Before2nd

Aaaand here’s my hair immedately after washing it out and blowdrying it!
After2nd

Damn, I love it. And while last time it was orange on washing it out, this time there’s hardly any orange to be seen — just a groovy, groovy red.

The mix this time was slightly different because my yogurt went bad and I was too lazy to get more. I used:

  • 100 g henna
    (my hair has gotten longer — and I was running out of henna in my last batch, which was only 80 g — and I didn’t add any yogurt, which adds volume to the mix, making it so that you can use less henna)
  • 2 T lemon juice
    (for highlights and what-have-you)
  • About 1.75 c double-strength chamomile
    (I made two cups, but didn’t need to use all of it)
  • 1 drop lavendar essential oil
    (I used several last time and the strength of the smell almost made me woozy)

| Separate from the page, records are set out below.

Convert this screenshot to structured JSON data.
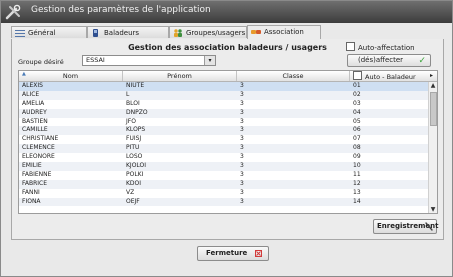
{
  "window": {
    "title": "Gestion des paramètres de l'application"
  },
  "tabs": [
    {
      "label": "Général",
      "icon": "list-icon"
    },
    {
      "label": "Baladeurs",
      "icon": "device-icon"
    },
    {
      "label": "Groupes/usagers",
      "icon": "users-icon"
    },
    {
      "label": "Association",
      "icon": "link-icon",
      "active": true
    }
  ],
  "association": {
    "heading": "Gestion des association baladeurs / usagers",
    "auto_affectation_label": "Auto-affectation",
    "group_label": "Groupe désiré",
    "group_value": "ESSAI",
    "desaffecter_label": "(dés)affecter",
    "columns": {
      "nom": "Nom",
      "prenom": "Prénom",
      "classe": "Classe",
      "auto": "Auto - Baladeur"
    },
    "rows": [
      {
        "nom": "ALEXIS",
        "prenom": "NIUTE",
        "classe": "3",
        "auto": "01"
      },
      {
        "nom": "ALICE",
        "prenom": "L",
        "classe": "3",
        "auto": "02"
      },
      {
        "nom": "AMELIA",
        "prenom": "BLOI",
        "classe": "3",
        "auto": "03"
      },
      {
        "nom": "AUDREY",
        "prenom": "DNPZO",
        "classe": "3",
        "auto": "04"
      },
      {
        "nom": "BASTIEN",
        "prenom": "JFO",
        "classe": "3",
        "auto": "05"
      },
      {
        "nom": "CAMILLE",
        "prenom": "KLOPS",
        "classe": "3",
        "auto": "06"
      },
      {
        "nom": "CHRISTIANE",
        "prenom": "FUISJ",
        "classe": "3",
        "auto": "07"
      },
      {
        "nom": "CLEMENCE",
        "prenom": "PITU",
        "classe": "3",
        "auto": "08"
      },
      {
        "nom": "ELEONORE",
        "prenom": "LOSO",
        "classe": "3",
        "auto": "09"
      },
      {
        "nom": "EMILIE",
        "prenom": "KJOLOI",
        "classe": "3",
        "auto": "10"
      },
      {
        "nom": "FABIENNE",
        "prenom": "POLKI",
        "classe": "3",
        "auto": "11"
      },
      {
        "nom": "FABRICE",
        "prenom": "KDOI",
        "classe": "3",
        "auto": "12"
      },
      {
        "nom": "FANNI",
        "prenom": "VZ",
        "classe": "3",
        "auto": "13"
      },
      {
        "nom": "FIONA",
        "prenom": "OEJF",
        "classe": "3",
        "auto": "14"
      }
    ],
    "save_label": "Enregistrement"
  },
  "footer": {
    "close_label": "Fermeture"
  },
  "colors": {
    "selected_row": "#cfdff2",
    "alt_row": "#eef1f6",
    "check_green": "#3aa43a",
    "close_red": "#d23a3a"
  }
}
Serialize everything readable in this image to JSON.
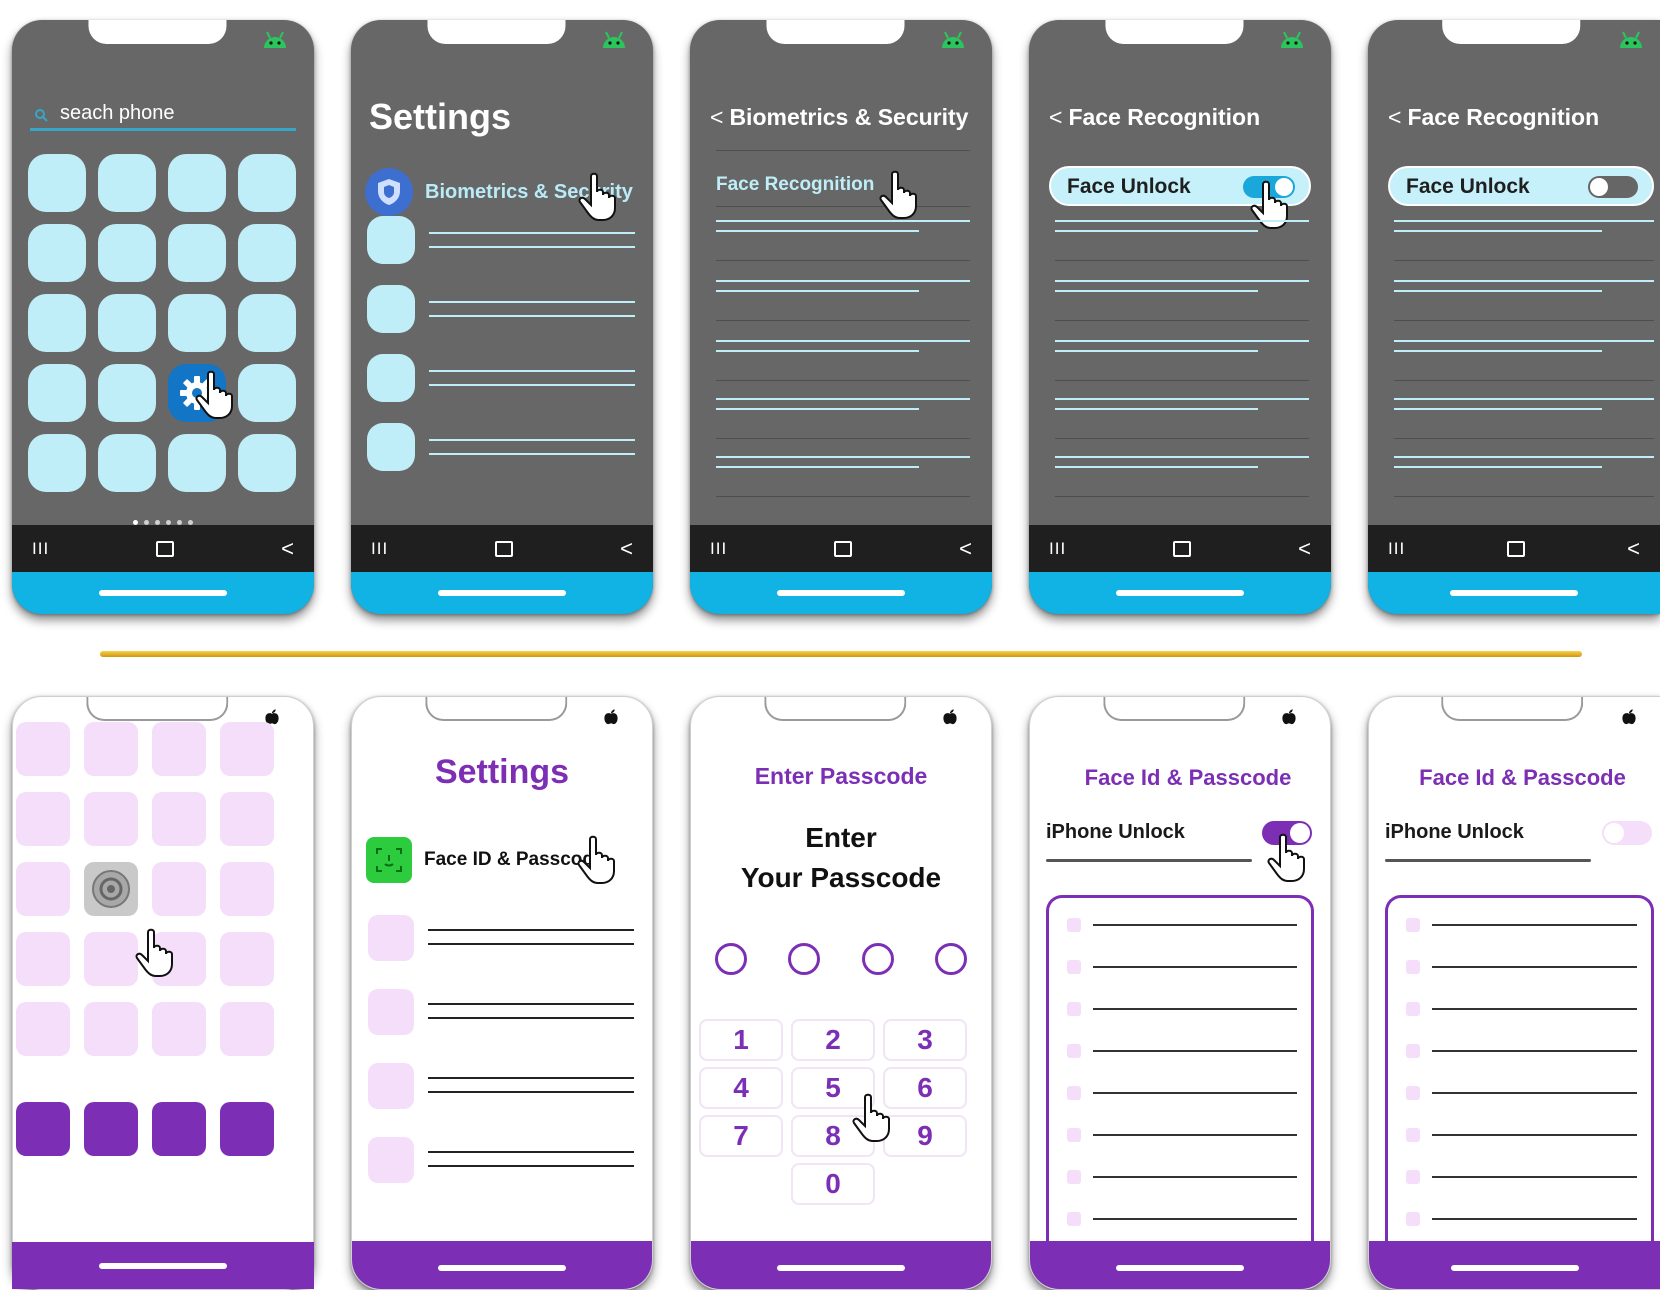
{
  "colors": {
    "android_body": "#676767",
    "android_accent": "#10b3e3",
    "android_tile": "#bfeef8",
    "ios_accent": "#7c2fb5",
    "ios_tile": "#f4defa",
    "divider": "#e8b52a"
  },
  "android": {
    "home": {
      "search_placeholder": "seach phone",
      "icon": "android-icon"
    },
    "settings": {
      "title": "Settings",
      "item_label": "Biometrics & Security",
      "item_icon": "shield-icon"
    },
    "biometrics": {
      "header": "Biometrics & Security",
      "item_label": "Face Recognition"
    },
    "face_recognition_on": {
      "header": "Face Recognition",
      "toggle_label": "Face Unlock",
      "toggle_state": "on"
    },
    "face_recognition_off": {
      "header": "Face Recognition",
      "toggle_label": "Face Unlock",
      "toggle_state": "off"
    },
    "nav": {
      "recents": "III",
      "back": "<"
    }
  },
  "ios": {
    "home": {
      "icon": "apple-icon"
    },
    "settings": {
      "title": "Settings",
      "item_label": "Face ID & Passcode"
    },
    "passcode": {
      "header": "Enter Passcode",
      "heading_line1": "Enter",
      "heading_line2": "Your Passcode",
      "keys": [
        "1",
        "2",
        "3",
        "4",
        "5",
        "6",
        "7",
        "8",
        "9",
        "0"
      ]
    },
    "faceid_on": {
      "header": "Face Id & Passcode",
      "toggle_label": "iPhone Unlock",
      "toggle_state": "on"
    },
    "faceid_off": {
      "header": "Face Id & Passcode",
      "toggle_label": "iPhone Unlock",
      "toggle_state": "off"
    }
  }
}
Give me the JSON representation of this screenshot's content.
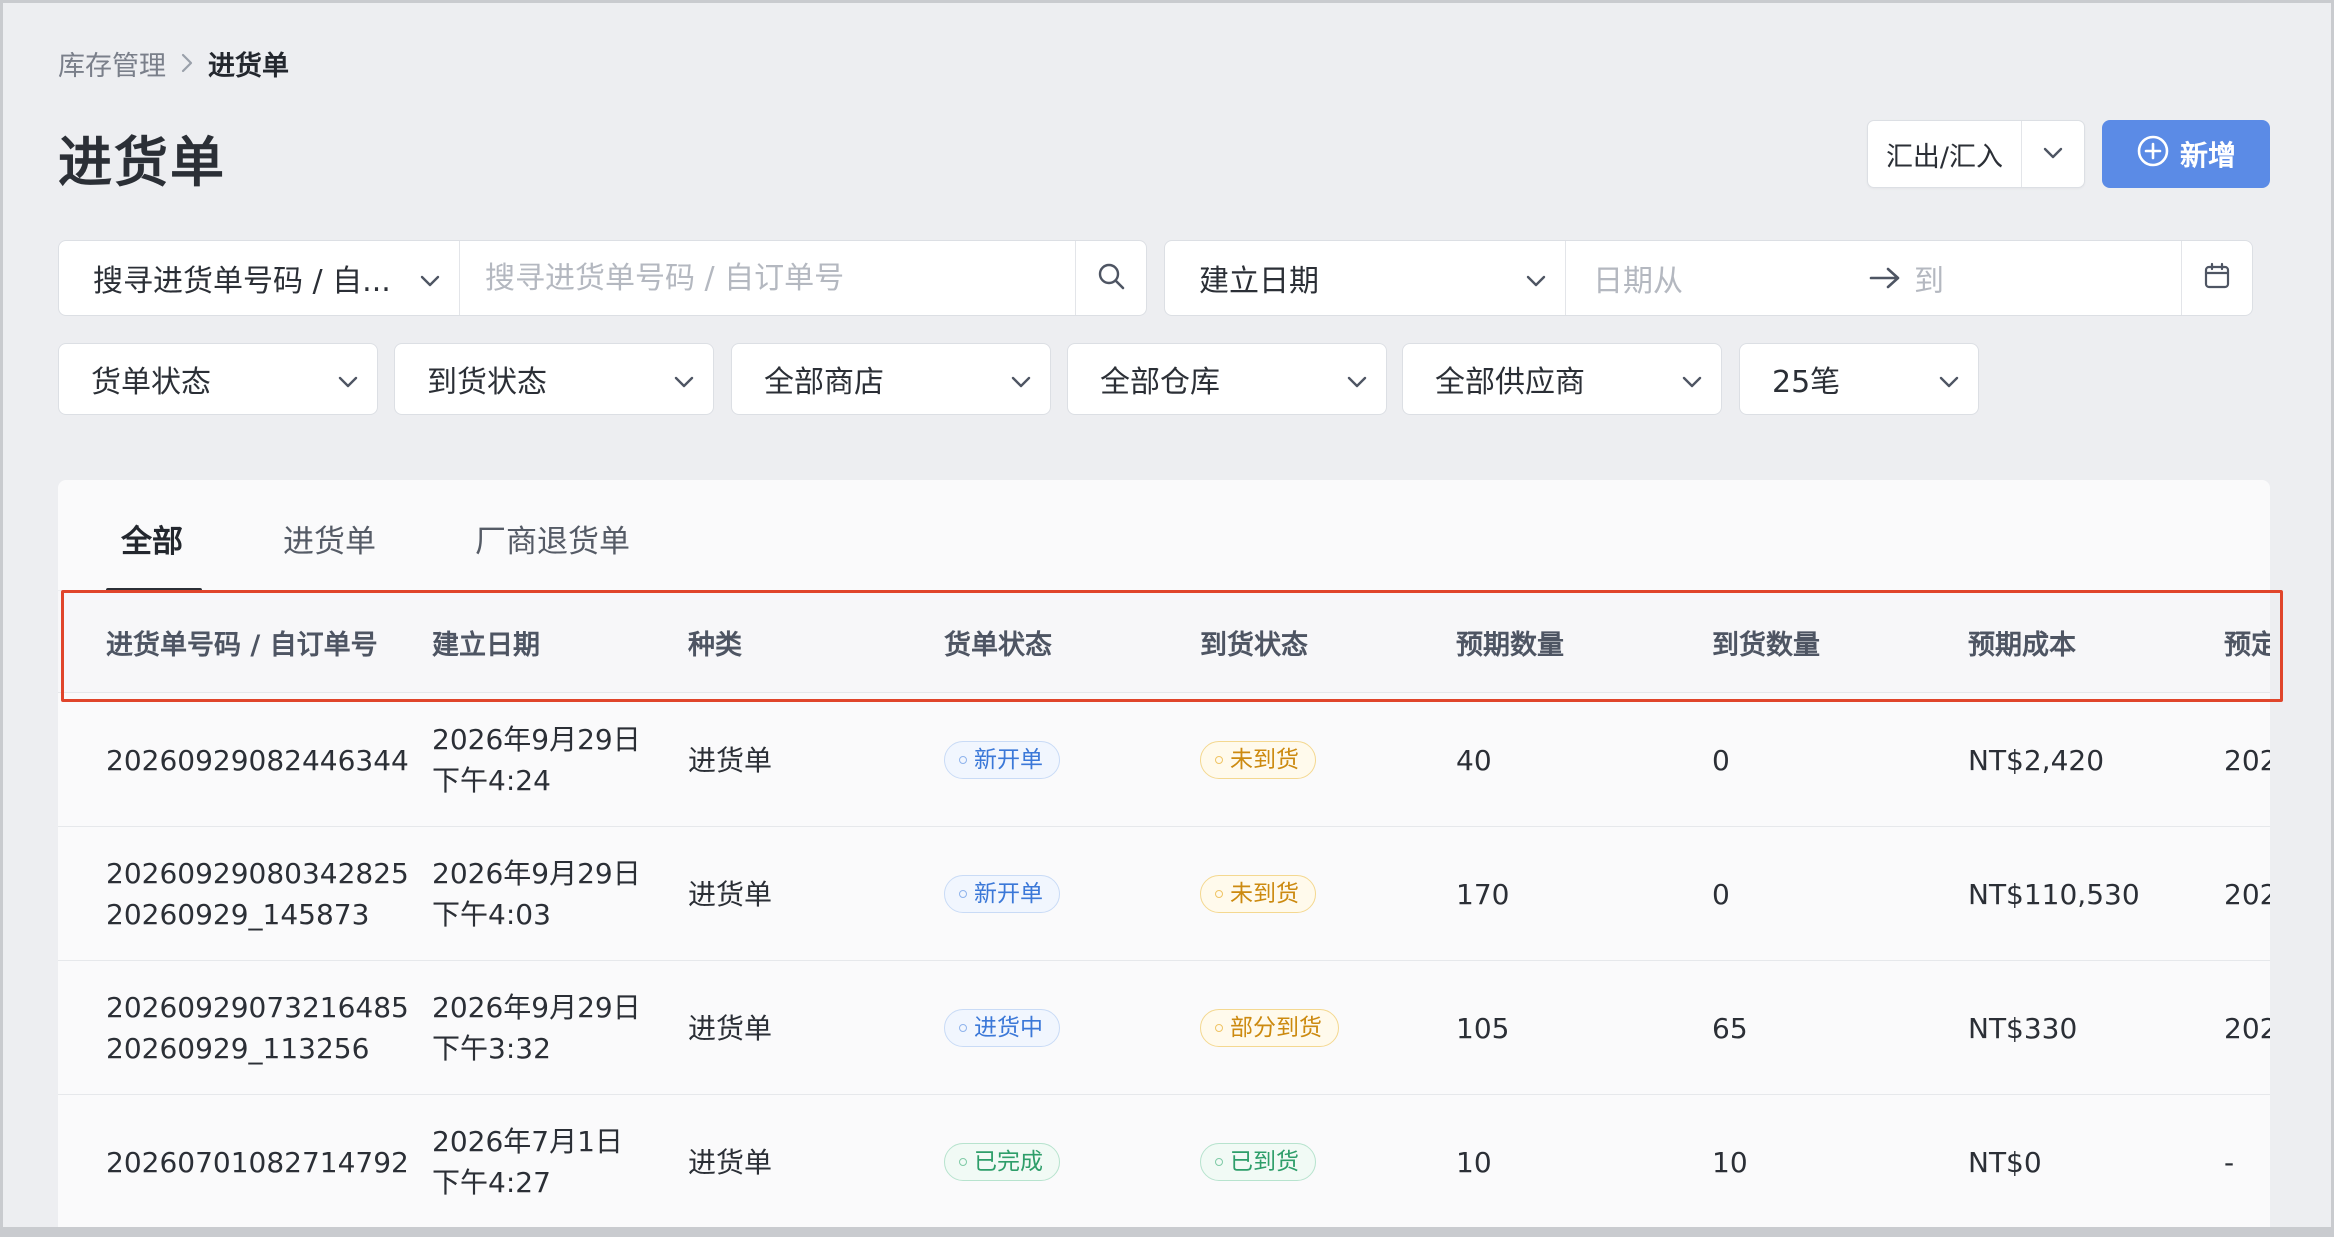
{
  "breadcrumb": {
    "parent": "库存管理",
    "current": "进货单"
  },
  "page_title": "进货单",
  "actions": {
    "export_import_label": "汇出/汇入",
    "add_label": "新增"
  },
  "search": {
    "type_label": "搜寻进货单号码 / 自...",
    "placeholder": "搜寻进货单号码 / 自订单号"
  },
  "date_filter": {
    "type_label": "建立日期",
    "from_placeholder": "日期从",
    "to_placeholder": "到"
  },
  "filters": [
    {
      "label": "货单状态"
    },
    {
      "label": "到货状态"
    },
    {
      "label": "全部商店"
    },
    {
      "label": "全部仓库"
    },
    {
      "label": "全部供应商"
    },
    {
      "label": "25笔"
    }
  ],
  "tabs": [
    {
      "label": "全部",
      "active": true
    },
    {
      "label": "进货单",
      "active": false
    },
    {
      "label": "厂商退货单",
      "active": false
    }
  ],
  "table": {
    "headers": [
      "进货单号码 / 自订单号",
      "建立日期",
      "种类",
      "货单状态",
      "到货状态",
      "预期数量",
      "到货数量",
      "预期成本",
      "预定"
    ],
    "rows": [
      {
        "number": "20260929082446344",
        "custom_no": "",
        "date": "2026年9月29日",
        "time": "下午4:24",
        "kind": "进货单",
        "order_status": "新开单",
        "order_status_color": "#3b78d8",
        "arrival_status": "未到货",
        "arrival_status_color": "#cc8a10",
        "expected_qty": "40",
        "received_qty": "0",
        "expected_cost": "NT$2,420",
        "scheduled": "202"
      },
      {
        "number": "20260929080342825",
        "custom_no": "20260929_145873",
        "date": "2026年9月29日",
        "time": "下午4:03",
        "kind": "进货单",
        "order_status": "新开单",
        "order_status_color": "#3b78d8",
        "arrival_status": "未到货",
        "arrival_status_color": "#cc8a10",
        "expected_qty": "170",
        "received_qty": "0",
        "expected_cost": "NT$110,530",
        "scheduled": "202"
      },
      {
        "number": "20260929073216485",
        "custom_no": "20260929_113256",
        "date": "2026年9月29日",
        "time": "下午3:32",
        "kind": "进货单",
        "order_status": "进货中",
        "order_status_color": "#3b78d8",
        "arrival_status": "部分到货",
        "arrival_status_color": "#cc8a10",
        "expected_qty": "105",
        "received_qty": "65",
        "expected_cost": "NT$330",
        "scheduled": "202"
      },
      {
        "number": "20260701082714792",
        "custom_no": "",
        "date": "2026年7月1日",
        "time": "下午4:27",
        "kind": "进货单",
        "order_status": "已完成",
        "order_status_color": "#2e9e6a",
        "arrival_status": "已到货",
        "arrival_status_color": "#2e9e6a",
        "expected_qty": "10",
        "received_qty": "10",
        "expected_cost": "NT$0",
        "scheduled": "-"
      }
    ]
  },
  "colors": {
    "primary": "#5b8be6",
    "highlight_border": "#e0452b"
  }
}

I mixed the chamomile in while it was hot, and left the henna out to cool for about an hour and a half, instead of overnight. I still had dye release — must’ve been the heat. (Though I hear that henna dyes hair so well that you don’t even need to wait for dye release.) I left it on for just shy of four hours and washed it out by combing generous amounts of conditioner through (but no shampoo). Blowdried it, and I’m not going to wash it until tomorrow morning.

I forgot to put veggie/olive oil around my hairline, so I ended up with a little bit of an orange halo, but it was mostly gone by this morning.

And my hair is oh-so-silky once again, which is amazing, because it was pretty darn silky before.

I’ll post another photo of the mellowed-out color in around a week and a half, and I’ll probably do this experiement one more time to see how three layers of hair henna look as compared to one (or none!).